Eri attended the University of Papua New Guinea. Upon graduation, he worked as a school teacher and later became Director of Education. In 1975, he was appointed Papua New Guinea's first Consul General in Australia. He later was the founder of the People's Action Party in 1986 and a member of the National Parliament.

He succeeded Kingsford Dibela as Governor-General of Papua New Guinea on 27 February 1990. Shortly after taking office, he was faced with a constitutional crisis. Deputy Prime Minister Ted Diro had been found guilty of corruption. The constitution required the Governor-General to dismiss him, but he did not. This created some controversy, and there were calls for Eri himself to leave office, which he did not. Ultimately, Prime Minister Rabbie Namaliu sent a formal request to Queen Elizabeth II to replace him.
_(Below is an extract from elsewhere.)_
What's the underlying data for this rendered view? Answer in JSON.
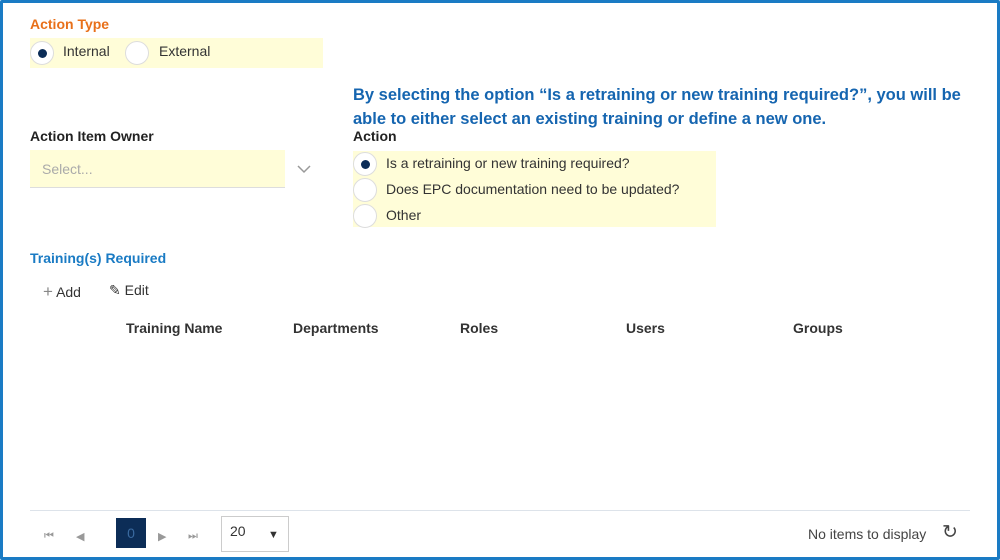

On 4 October 1991, before Namaliu's request could be acted upon, Eri resigned from office. He died at his home in Port Moresby on 25 May 1993, aged 57, leaving six children.

See also[edit]


Government offices
Preceded by
Ignatius Kilage
Governor-General of Papua New Guinea
Succeeded by
Sir Wiwa Korowi